That being said, the biggest problem in my experience seems to be author concern. I’ve been approached by dozens of ebook authors wanting my help eliminating these kinds of sites. However, I’ve turned down every single one, not just because of legal difficulties, but because it probably isn’t worth the energy at this time.
That’s because fighting these sites is difficult and, even if they do harm authors, the harm probably isn’t worth the cost of action.
Fighting eBook Piracy Spammers
The normal advice for dealing with piracy is to either send a takedown notice and get the infringing content removed or, at the very least, send one to Google and get it removed from the search indexes.
However, with these types of sites, the problem is a little bit different. Since they aren’t hosting the book and there’s nothing copyrightable about the pure metadata (copyright doesn’t apply to simple facts) there’s nothing infringing about the page. While there are likely trademark issues with pretending to offer a book you don’t offer, there’s no trademark equivalent to the Digital Millennium Copyright Act and similar laws.
The inclusion of the cover, if the author holds the copyright in it, could offer a potential vector to file a copyright notice, but that’s not something many authors have full copyright in and, even if they do, many spam sites don’t include covers.
But even if you can file a takedown notice, it likely isn’t worthwhile. These are spam sites, not file hosts. They don’t have to re-upload the content, there’s no challenge in relocating and reopening the site as the process can be automated. File against one, whether with their host or with Google, and they can relocate without any delay.
Instead, the only way we are going to get a lasting resolution to this problem is through Google.
Google has made great strides against other types of spam but has yet to really make much headway here. The problem has been around for some time but, for whatever reason, Google has not made a move on it.
In the meantime, the best thing that authors can do is focus on populating the Google results with as much legitimate content as possible. This includes seeking out reviews, doing interviews and writing guest posts about the book.

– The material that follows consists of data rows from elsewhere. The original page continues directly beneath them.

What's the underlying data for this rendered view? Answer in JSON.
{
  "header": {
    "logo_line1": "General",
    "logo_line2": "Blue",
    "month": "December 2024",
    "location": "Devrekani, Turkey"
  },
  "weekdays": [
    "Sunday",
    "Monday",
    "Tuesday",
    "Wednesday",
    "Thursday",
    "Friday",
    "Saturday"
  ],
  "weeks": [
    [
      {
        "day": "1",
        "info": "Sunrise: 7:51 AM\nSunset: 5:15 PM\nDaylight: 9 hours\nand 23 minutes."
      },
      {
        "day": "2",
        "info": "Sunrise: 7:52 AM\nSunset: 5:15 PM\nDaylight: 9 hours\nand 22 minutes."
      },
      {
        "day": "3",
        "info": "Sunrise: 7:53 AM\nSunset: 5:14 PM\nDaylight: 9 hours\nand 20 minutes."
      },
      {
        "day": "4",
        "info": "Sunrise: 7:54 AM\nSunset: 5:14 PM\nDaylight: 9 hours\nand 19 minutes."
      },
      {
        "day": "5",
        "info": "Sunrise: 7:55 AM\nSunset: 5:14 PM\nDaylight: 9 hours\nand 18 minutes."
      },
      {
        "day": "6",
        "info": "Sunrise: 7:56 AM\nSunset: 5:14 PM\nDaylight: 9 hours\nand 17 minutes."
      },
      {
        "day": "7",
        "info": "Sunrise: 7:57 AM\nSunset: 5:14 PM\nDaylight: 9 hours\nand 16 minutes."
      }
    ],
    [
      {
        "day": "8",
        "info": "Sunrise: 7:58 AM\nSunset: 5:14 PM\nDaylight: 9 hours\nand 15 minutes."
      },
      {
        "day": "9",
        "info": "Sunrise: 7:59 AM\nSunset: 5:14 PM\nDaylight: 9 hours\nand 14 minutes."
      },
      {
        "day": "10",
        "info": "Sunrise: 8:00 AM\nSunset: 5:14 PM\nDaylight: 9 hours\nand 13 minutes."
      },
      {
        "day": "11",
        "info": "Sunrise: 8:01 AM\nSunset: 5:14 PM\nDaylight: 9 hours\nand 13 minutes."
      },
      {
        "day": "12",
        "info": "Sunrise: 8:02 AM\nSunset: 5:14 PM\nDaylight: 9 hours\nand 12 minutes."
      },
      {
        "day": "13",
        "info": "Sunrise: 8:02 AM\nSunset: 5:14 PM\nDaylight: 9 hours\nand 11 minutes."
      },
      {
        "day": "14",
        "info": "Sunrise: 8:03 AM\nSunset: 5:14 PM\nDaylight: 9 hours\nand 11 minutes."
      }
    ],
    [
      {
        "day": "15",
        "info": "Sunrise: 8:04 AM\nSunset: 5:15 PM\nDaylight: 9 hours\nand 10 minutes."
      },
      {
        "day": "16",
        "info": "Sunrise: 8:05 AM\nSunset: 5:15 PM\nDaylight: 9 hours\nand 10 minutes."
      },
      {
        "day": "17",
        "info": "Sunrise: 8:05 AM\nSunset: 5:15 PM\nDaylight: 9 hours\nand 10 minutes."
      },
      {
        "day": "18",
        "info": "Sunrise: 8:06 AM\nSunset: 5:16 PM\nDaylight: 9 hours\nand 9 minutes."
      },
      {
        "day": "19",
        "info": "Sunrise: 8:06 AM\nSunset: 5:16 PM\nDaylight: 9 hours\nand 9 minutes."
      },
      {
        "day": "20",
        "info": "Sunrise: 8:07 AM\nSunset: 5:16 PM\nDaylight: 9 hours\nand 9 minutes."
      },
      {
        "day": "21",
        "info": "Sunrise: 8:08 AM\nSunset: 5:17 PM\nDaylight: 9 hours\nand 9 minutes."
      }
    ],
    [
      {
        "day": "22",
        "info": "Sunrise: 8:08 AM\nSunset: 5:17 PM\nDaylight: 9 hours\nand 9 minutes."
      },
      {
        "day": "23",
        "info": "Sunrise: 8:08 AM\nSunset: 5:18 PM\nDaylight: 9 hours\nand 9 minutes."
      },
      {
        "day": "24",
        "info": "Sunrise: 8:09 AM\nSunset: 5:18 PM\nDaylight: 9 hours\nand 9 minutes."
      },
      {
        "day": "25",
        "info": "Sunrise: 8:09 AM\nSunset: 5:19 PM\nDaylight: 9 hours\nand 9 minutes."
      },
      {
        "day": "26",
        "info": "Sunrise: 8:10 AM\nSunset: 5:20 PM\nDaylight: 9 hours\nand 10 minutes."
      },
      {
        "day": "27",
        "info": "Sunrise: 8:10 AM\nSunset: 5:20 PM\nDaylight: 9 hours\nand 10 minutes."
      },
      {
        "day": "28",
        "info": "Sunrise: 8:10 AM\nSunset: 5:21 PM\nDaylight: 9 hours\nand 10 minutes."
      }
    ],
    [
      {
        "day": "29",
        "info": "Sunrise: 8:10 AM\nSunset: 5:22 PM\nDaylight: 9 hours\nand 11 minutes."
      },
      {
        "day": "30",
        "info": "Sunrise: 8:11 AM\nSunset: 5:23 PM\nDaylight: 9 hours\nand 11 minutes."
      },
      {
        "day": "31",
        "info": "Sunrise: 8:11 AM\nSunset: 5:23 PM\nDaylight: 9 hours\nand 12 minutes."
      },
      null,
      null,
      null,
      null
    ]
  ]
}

While it’s easy to dwell on pirate-friendly search terms, the greater emphasis should be put on customer-facing ones and making sure that none of these sites appear there.
Like most spam sites, these tend to thrive most where there is little competition. Give these sites competition, and they quickly get shoveled down to the lower pages.
In the end, this is a spammer-created problem that Google needs to address but has authors in the crossfire.
Handling these sites from a legal standpoint is dubious at best and most likely futile even if an approach can be found. While certain kinds of piracy can be successfully fought through takedown notices and other actions, spam sites don’t have to play by the rules of those who actually host files.
The result of this is simple, authors need to think more about the search results and ensure that there are enough legitimate results to drown out the spam sites. This can be tough because, when a book is freshly published, there won’t be any spam. It won’t be until later, after spammers have been able to scrape the needed information, that they begin to emerge.
However, it’s when a book is new and fresh that it’s best to start building up a collection of legitimate links. Not only will older pages be more trusted, but it helps to get ahead of the problem, stopping the spam issue before it starts.
So while ebook spam is a very serious problem, dealing with the spam issue requires a different approach. It’s not a problem you can fix with DMCA notices and cease and desist letters, rather it’s one that requires a more proactive and positive approach.
In the end, there will likely be plenty of actual pirates to send copyright notices to. Don’t waste your energy on fakers.
reposted under a CC license from Plagiarism Today